** Opening Supplied data block **

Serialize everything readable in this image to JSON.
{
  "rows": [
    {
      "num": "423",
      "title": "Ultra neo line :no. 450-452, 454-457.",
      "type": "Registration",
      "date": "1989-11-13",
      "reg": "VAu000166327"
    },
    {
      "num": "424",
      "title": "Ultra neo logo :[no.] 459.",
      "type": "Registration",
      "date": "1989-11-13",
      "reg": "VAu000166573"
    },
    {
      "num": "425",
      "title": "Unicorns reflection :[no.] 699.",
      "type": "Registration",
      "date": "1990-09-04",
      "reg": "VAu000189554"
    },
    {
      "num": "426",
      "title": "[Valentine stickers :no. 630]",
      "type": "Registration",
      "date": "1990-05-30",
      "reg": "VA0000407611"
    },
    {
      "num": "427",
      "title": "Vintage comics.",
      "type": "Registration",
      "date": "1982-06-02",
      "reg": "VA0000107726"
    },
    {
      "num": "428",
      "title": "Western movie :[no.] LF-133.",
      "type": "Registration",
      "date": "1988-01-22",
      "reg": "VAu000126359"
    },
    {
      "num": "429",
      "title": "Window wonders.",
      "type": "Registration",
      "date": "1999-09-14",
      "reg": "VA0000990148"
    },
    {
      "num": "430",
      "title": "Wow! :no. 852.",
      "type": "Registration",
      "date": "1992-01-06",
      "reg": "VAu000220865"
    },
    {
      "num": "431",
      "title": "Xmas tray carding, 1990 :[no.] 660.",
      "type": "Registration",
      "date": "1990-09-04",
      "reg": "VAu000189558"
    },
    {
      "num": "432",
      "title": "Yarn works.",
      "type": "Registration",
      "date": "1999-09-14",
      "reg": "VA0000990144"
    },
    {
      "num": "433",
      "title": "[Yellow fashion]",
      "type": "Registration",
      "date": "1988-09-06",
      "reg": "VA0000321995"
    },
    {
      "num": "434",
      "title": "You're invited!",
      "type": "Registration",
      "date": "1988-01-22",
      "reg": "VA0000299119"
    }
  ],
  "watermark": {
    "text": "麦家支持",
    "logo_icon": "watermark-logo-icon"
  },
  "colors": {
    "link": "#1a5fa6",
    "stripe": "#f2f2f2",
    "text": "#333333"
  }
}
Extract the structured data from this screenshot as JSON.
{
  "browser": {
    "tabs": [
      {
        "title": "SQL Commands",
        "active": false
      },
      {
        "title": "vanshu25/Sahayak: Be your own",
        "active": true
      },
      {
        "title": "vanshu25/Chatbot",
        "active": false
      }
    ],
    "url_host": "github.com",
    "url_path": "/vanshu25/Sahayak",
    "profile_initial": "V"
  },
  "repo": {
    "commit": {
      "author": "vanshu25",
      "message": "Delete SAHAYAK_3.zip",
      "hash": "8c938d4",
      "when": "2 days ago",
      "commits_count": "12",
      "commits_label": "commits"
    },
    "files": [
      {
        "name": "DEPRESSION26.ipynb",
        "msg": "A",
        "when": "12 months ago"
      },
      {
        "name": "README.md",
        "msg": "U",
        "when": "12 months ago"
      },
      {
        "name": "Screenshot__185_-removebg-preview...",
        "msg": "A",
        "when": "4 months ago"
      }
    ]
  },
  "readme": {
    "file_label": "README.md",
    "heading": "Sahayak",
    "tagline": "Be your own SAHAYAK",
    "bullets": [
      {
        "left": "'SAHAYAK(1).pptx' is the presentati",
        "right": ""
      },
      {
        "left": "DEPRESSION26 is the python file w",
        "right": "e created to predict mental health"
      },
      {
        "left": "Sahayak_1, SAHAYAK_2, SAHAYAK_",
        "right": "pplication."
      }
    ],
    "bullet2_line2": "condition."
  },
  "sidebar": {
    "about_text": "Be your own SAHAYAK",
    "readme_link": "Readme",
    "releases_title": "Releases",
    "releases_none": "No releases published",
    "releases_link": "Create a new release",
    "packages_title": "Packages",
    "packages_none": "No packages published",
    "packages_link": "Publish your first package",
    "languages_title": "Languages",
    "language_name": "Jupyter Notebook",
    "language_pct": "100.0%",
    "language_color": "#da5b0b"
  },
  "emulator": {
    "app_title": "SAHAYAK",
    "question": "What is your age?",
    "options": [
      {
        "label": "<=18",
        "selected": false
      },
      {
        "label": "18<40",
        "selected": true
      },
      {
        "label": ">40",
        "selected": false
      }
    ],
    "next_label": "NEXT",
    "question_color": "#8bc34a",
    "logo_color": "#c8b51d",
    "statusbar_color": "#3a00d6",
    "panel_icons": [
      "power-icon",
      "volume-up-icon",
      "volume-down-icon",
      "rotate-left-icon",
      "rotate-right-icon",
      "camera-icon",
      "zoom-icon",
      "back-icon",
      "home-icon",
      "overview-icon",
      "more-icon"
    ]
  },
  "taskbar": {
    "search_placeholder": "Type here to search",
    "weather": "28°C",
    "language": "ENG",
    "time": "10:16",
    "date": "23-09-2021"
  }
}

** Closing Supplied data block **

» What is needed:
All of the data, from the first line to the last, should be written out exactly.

» Solved problem:
Serialize everything readable in this image to JSON.
{
  "rows": [
    {
      "num": "423",
      "title": "Ultra neo line :no. 450-452, 454-457.",
      "type": "Registration",
      "date": "1989-11-13",
      "reg": "VAu000166327"
    },
    {
      "num": "424",
      "title": "Ultra neo logo :[no.] 459.",
      "type": "Registration",
      "date": "1989-11-13",
      "reg": "VAu000166573"
    },
    {
      "num": "425",
      "title": "Unicorns reflection :[no.] 699.",
      "type": "Registration",
      "date": "1990-09-04",
      "reg": "VAu000189554"
    },
    {
      "num": "426",
      "title": "[Valentine stickers :no. 630]",
      "type": "Registration",
      "date": "1990-05-30",
      "reg": "VA0000407611"
    },
    {
      "num": "427",
      "title": "Vintage comics.",
      "type": "Registration",
      "date": "1982-06-02",
      "reg": "VA0000107726"
    },
    {
      "num": "428",
      "title": "Western movie :[no.] LF-133.",
      "type": "Registration",
      "date": "1988-01-22",
      "reg": "VAu000126359"
    },
    {
      "num": "429",
      "title": "Window wonders.",
      "type": "Registration",
      "date": "1999-09-14",
      "reg": "VA0000990148"
    },
    {
      "num": "430",
      "title": "Wow! :no. 852.",
      "type": "Registration",
      "date": "1992-01-06",
      "reg": "VAu000220865"
    },
    {
      "num": "431",
      "title": "Xmas tray carding, 1990 :[no.] 660.",
      "type": "Registration",
      "date": "1990-09-04",
      "reg": "VAu000189558"
    },
    {
      "num": "432",
      "title": "Yarn works.",
      "type": "Registration",
      "date": "1999-09-14",
      "reg": "VA0000990144"
    },
    {
      "num": "433",
      "title": "[Yellow fashion]",
      "type": "Registration",
      "date": "1988-09-06",
      "reg": "VA0000321995"
    },
    {
      "num": "434",
      "title": "You're invited!",
      "type": "Registration",
      "date": "1988-01-22",
      "reg": "VA0000299119"
    }
  ],
  "watermark": {
    "text": "麦家支持",
    "logo_icon": "watermark-logo-icon"
  },
  "colors": {
    "link": "#1a5fa6",
    "stripe": "#f2f2f2",
    "text": "#333333"
  }
}
Extract the structured data from this screenshot as JSON.
{
  "browser": {
    "tabs": [
      {
        "title": "SQL Commands",
        "active": false
      },
      {
        "title": "vanshu25/Sahayak: Be your own",
        "active": true
      },
      {
        "title": "vanshu25/Chatbot",
        "active": false
      }
    ],
    "url_host": "github.com",
    "url_path": "/vanshu25/Sahayak",
    "profile_initial": "V"
  },
  "repo": {
    "commit": {
      "author": "vanshu25",
      "message": "Delete SAHAYAK_3.zip",
      "hash": "8c938d4",
      "when": "2 days ago",
      "commits_count": "12",
      "commits_label": "commits"
    },
    "files": [
      {
        "name": "DEPRESSION26.ipynb",
        "msg": "A",
        "when": "12 months ago"
      },
      {
        "name": "README.md",
        "msg": "U",
        "when": "12 months ago"
      },
      {
        "name": "Screenshot__185_-removebg-preview...",
        "msg": "A",
        "when": "4 months ago"
      }
    ]
  },
  "readme": {
    "file_label": "README.md",
    "heading": "Sahayak",
    "tagline": "Be your own SAHAYAK",
    "bullets": [
      {
        "left": "'SAHAYAK(1).pptx' is the presentati",
        "right": ""
      },
      {
        "left": "DEPRESSION26 is the python file w",
        "right": "e created to predict mental health"
      },
      {
        "left": "Sahayak_1, SAHAYAK_2, SAHAYAK_",
        "right": "pplication."
      }
    ],
    "bullet2_line2": "condition."
  },
  "sidebar": {
    "about_text": "Be your own SAHAYAK",
    "readme_link": "Readme",
    "releases_title": "Releases",
    "releases_none": "No releases published",
    "releases_link": "Create a new release",
    "packages_title": "Packages",
    "packages_none": "No packages published",
    "packages_link": "Publish your first package",
    "languages_title": "Languages",
    "language_name": "Jupyter Notebook",
    "language_pct": "100.0%",
    "language_color": "#da5b0b"
  },
  "emulator": {
    "app_title": "SAHAYAK",
    "question": "What is your age?",
    "options": [
      {
        "label": "<=18",
        "selected": false
      },
      {
        "label": "18<40",
        "selected": true
      },
      {
        "label": ">40",
        "selected": false
      }
    ],
    "next_label": "NEXT",
    "question_color": "#8bc34a",
    "logo_color": "#c8b51d",
    "statusbar_color": "#3a00d6",
    "panel_icons": [
      "power-icon",
      "volume-up-icon",
      "volume-down-icon",
      "rotate-left-icon",
      "rotate-right-icon",
      "camera-icon",
      "zoom-icon",
      "back-icon",
      "home-icon",
      "overview-icon",
      "more-icon"
    ]
  },
  "taskbar": {
    "search_placeholder": "Type here to search",
    "weather": "28°C",
    "language": "ENG",
    "time": "10:16",
    "date": "23-09-2021"
  }
}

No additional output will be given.